(Recorded data)
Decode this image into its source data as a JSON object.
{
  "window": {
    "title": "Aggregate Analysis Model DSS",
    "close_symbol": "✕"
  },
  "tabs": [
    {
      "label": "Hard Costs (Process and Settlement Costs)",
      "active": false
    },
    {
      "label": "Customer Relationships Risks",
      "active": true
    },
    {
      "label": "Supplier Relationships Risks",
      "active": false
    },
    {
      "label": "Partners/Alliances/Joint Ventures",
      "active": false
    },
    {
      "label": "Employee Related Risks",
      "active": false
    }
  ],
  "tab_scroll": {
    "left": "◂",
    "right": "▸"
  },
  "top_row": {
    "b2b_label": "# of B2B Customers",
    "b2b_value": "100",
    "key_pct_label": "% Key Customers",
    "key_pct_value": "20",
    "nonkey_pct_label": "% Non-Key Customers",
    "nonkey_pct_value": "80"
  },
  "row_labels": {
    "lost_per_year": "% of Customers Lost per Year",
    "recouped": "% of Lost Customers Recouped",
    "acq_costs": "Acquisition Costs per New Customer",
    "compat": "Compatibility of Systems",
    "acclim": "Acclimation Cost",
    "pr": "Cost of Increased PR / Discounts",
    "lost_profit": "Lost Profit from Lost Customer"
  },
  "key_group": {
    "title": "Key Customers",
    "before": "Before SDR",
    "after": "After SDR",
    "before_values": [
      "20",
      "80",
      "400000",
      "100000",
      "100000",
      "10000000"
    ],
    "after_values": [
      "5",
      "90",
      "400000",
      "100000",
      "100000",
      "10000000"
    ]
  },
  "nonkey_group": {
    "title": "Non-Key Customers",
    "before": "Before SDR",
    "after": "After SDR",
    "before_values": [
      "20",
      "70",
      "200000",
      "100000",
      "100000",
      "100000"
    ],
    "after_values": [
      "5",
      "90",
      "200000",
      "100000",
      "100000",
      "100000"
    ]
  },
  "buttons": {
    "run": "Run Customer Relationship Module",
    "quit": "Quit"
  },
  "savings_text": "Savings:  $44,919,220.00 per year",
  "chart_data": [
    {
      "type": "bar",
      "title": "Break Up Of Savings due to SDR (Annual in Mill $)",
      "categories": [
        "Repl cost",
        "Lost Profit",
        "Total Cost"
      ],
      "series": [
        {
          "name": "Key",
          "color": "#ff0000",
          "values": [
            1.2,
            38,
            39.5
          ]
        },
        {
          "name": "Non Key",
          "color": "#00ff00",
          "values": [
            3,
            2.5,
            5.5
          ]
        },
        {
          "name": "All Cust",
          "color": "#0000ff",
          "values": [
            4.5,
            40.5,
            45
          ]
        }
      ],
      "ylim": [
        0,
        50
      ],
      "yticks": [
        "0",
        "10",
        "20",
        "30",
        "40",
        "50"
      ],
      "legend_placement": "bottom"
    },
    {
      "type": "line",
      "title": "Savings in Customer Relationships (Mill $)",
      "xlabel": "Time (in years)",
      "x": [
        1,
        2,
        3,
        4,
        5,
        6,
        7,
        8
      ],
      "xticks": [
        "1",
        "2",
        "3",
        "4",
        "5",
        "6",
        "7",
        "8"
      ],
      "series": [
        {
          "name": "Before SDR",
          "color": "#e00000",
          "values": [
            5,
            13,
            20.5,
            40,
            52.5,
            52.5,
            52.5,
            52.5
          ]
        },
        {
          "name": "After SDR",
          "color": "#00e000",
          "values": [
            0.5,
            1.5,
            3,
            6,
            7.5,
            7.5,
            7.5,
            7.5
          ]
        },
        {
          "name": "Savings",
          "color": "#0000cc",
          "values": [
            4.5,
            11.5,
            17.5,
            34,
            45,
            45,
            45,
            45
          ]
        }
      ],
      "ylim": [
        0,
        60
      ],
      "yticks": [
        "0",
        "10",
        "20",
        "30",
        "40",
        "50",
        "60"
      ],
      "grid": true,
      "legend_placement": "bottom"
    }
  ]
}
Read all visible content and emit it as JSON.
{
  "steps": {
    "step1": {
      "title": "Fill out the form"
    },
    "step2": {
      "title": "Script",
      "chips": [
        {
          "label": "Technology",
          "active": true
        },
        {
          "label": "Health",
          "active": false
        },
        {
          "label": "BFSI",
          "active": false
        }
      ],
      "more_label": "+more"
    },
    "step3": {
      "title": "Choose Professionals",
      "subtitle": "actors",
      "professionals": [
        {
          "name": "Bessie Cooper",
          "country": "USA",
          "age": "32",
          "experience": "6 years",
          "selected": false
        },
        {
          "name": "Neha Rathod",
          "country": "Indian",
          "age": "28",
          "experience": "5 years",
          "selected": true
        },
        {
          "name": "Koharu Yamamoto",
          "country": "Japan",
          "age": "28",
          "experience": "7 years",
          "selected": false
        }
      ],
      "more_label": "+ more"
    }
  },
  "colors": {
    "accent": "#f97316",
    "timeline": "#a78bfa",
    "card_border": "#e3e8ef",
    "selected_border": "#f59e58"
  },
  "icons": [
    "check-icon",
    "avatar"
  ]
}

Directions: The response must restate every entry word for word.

Task result:
Decode this image into its source data as a JSON object.
{
  "window": {
    "title": "Aggregate Analysis Model DSS",
    "close_symbol": "✕"
  },
  "tabs": [
    {
      "label": "Hard Costs (Process and Settlement Costs)",
      "active": false
    },
    {
      "label": "Customer Relationships Risks",
      "active": true
    },
    {
      "label": "Supplier Relationships Risks",
      "active": false
    },
    {
      "label": "Partners/Alliances/Joint Ventures",
      "active": false
    },
    {
      "label": "Employee Related Risks",
      "active": false
    }
  ],
  "tab_scroll": {
    "left": "◂",
    "right": "▸"
  },
  "top_row": {
    "b2b_label": "# of B2B Customers",
    "b2b_value": "100",
    "key_pct_label": "% Key Customers",
    "key_pct_value": "20",
    "nonkey_pct_label": "% Non-Key Customers",
    "nonkey_pct_value": "80"
  },
  "row_labels": {
    "lost_per_year": "% of Customers Lost per Year",
    "recouped": "% of Lost Customers Recouped",
    "acq_costs": "Acquisition Costs per New Customer",
    "compat": "Compatibility of Systems",
    "acclim": "Acclimation Cost",
    "pr": "Cost of Increased PR / Discounts",
    "lost_profit": "Lost Profit from Lost Customer"
  },
  "key_group": {
    "title": "Key Customers",
    "before": "Before SDR",
    "after": "After SDR",
    "before_values": [
      "20",
      "80",
      "400000",
      "100000",
      "100000",
      "10000000"
    ],
    "after_values": [
      "5",
      "90",
      "400000",
      "100000",
      "100000",
      "10000000"
    ]
  },
  "nonkey_group": {
    "title": "Non-Key Customers",
    "before": "Before SDR",
    "after": "After SDR",
    "before_values": [
      "20",
      "70",
      "200000",
      "100000",
      "100000",
      "100000"
    ],
    "after_values": [
      "5",
      "90",
      "200000",
      "100000",
      "100000",
      "100000"
    ]
  },
  "buttons": {
    "run": "Run Customer Relationship Module",
    "quit": "Quit"
  },
  "savings_text": "Savings:  $44,919,220.00 per year",
  "chart_data": [
    {
      "type": "bar",
      "title": "Break Up Of Savings due to SDR (Annual in Mill $)",
      "categories": [
        "Repl cost",
        "Lost Profit",
        "Total Cost"
      ],
      "series": [
        {
          "name": "Key",
          "color": "#ff0000",
          "values": [
            1.2,
            38,
            39.5
          ]
        },
        {
          "name": "Non Key",
          "color": "#00ff00",
          "values": [
            3,
            2.5,
            5.5
          ]
        },
        {
          "name": "All Cust",
          "color": "#0000ff",
          "values": [
            4.5,
            40.5,
            45
          ]
        }
      ],
      "ylim": [
        0,
        50
      ],
      "yticks": [
        "0",
        "10",
        "20",
        "30",
        "40",
        "50"
      ],
      "legend_placement": "bottom"
    },
    {
      "type": "line",
      "title": "Savings in Customer Relationships (Mill $)",
      "xlabel": "Time (in years)",
      "x": [
        1,
        2,
        3,
        4,
        5,
        6,
        7,
        8
      ],
      "xticks": [
        "1",
        "2",
        "3",
        "4",
        "5",
        "6",
        "7",
        "8"
      ],
      "series": [
        {
          "name": "Before SDR",
          "color": "#e00000",
          "values": [
            5,
            13,
            20.5,
            40,
            52.5,
            52.5,
            52.5,
            52.5
          ]
        },
        {
          "name": "After SDR",
          "color": "#00e000",
          "values": [
            0.5,
            1.5,
            3,
            6,
            7.5,
            7.5,
            7.5,
            7.5
          ]
        },
        {
          "name": "Savings",
          "color": "#0000cc",
          "values": [
            4.5,
            11.5,
            17.5,
            34,
            45,
            45,
            45,
            45
          ]
        }
      ],
      "ylim": [
        0,
        60
      ],
      "yticks": [
        "0",
        "10",
        "20",
        "30",
        "40",
        "50",
        "60"
      ],
      "grid": true,
      "legend_placement": "bottom"
    }
  ]
}
Read all visible content and emit it as JSON.
{
  "steps": {
    "step1": {
      "title": "Fill out the form"
    },
    "step2": {
      "title": "Script",
      "chips": [
        {
          "label": "Technology",
          "active": true
        },
        {
          "label": "Health",
          "active": false
        },
        {
          "label": "BFSI",
          "active": false
        }
      ],
      "more_label": "+more"
    },
    "step3": {
      "title": "Choose Professionals",
      "subtitle": "actors",
      "professionals": [
        {
          "name": "Bessie Cooper",
          "country": "USA",
          "age": "32",
          "experience": "6 years",
          "selected": false
        },
        {
          "name": "Neha Rathod",
          "country": "Indian",
          "age": "28",
          "experience": "5 years",
          "selected": true
        },
        {
          "name": "Koharu Yamamoto",
          "country": "Japan",
          "age": "28",
          "experience": "7 years",
          "selected": false
        }
      ],
      "more_label": "+ more"
    }
  },
  "colors": {
    "accent": "#f97316",
    "timeline": "#a78bfa",
    "card_border": "#e3e8ef",
    "selected_border": "#f59e58"
  },
  "icons": [
    "check-icon",
    "avatar"
  ]
}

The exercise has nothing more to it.